This post was edited by ttt222 at 2011-12-13 19:35|
Tourists beware: most of China will be boarding trains, planes and automobiles during the Spring Festival which will bridge January and February 2012.
Dubbed “the world's largest annual migration”, the Spring Festival -- called chunyun (春运) in Chinese -- is likely to exceed itself at Lunar New Year.
The nation’s transportation system is expecting nearly 3.2 billion passenger journeys in the upcoming Spring Festival rush, a 9.1 percent increase on 2011. So, given that the population is 1.3 billion and counting, that means more or less everyone is moving somewhere twice.
According to China’s National Development and Reform Commission, the forthcoming Spring Festival travel season is due to start on January 8 and end on February 19, 2012.
The total passenger numbers will be made up of 235 million passengers by train, 2.845 billion by road, 43.5 million by water and 34.88 million by air.
However, the report did not explain how these numbers had been calculated.
Most of Chunyun travelers are students and migrant workers leaving Chinese cities for their hometowns.
For most migrant workers, Lunar New Year is one of the few chances to take enough time off in order to spend time with families.
And although China has laid almost 10,000 kilometers of high-speed railway track, chunyun travelers usually prefer to take regular trains or long-distance buses because of their lower fares.
The spike in the number of passengers is due to the early arrival of 2012 Lunar New Year, which means students, migrant workers and holiday-takers will overlap on the road.

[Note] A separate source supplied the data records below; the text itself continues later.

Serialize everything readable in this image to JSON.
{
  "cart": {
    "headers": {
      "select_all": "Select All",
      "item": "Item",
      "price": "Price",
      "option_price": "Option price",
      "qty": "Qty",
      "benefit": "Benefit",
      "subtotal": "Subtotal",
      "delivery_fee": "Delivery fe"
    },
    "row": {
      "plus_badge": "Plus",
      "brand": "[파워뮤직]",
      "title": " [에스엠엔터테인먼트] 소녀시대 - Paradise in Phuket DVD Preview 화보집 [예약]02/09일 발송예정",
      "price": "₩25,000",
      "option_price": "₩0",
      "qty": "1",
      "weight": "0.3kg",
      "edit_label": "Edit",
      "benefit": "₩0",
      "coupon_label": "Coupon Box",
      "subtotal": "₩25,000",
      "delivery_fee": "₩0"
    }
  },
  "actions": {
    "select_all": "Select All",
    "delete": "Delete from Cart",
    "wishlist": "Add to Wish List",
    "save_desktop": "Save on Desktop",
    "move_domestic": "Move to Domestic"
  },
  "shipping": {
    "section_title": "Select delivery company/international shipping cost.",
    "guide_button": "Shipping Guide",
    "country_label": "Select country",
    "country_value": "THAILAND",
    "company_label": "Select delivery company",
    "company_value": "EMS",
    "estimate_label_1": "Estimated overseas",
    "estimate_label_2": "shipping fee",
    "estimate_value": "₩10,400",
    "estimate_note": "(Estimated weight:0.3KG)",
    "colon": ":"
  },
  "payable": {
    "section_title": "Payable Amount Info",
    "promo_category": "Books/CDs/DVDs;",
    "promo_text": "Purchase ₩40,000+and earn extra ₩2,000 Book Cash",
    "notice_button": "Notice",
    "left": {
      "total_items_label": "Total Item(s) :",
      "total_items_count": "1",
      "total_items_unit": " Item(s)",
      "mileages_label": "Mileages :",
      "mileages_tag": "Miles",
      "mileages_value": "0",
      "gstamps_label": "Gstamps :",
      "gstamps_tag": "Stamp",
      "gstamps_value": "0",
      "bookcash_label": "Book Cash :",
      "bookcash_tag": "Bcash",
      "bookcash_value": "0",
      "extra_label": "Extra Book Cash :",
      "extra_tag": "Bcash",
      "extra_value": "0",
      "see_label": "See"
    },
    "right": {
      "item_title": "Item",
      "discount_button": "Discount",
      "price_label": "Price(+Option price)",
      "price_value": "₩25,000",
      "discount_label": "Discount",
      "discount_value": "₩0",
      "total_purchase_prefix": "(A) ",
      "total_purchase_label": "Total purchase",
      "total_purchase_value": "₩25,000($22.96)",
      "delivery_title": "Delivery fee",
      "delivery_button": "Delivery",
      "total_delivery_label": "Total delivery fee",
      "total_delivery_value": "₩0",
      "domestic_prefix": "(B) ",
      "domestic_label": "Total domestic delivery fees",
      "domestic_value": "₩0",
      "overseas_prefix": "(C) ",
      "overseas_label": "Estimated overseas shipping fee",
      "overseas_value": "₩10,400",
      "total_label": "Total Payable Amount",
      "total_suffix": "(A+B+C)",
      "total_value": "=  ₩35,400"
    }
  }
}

The Dragon year Spring Festival starts on January 23 in 2012, with the public holiday running from January 22-28.
Passengers wait to board trains at Xi'an Railway Station. At chunyun next year, it will only get busier.
If you don't squeeze in any way you can, you will have to wait for another year to see your mother.
A passenger sleeps while waiting to board his train -- a common scene at Chinese railway stations before Spring Festival.
You gotta push -- nobody will save your seat even though the ticket says it's yours.
Passengers wait to buy tickets at Beijing West Railway Station. Passengers sometimes need to queue for days to get one ticket home.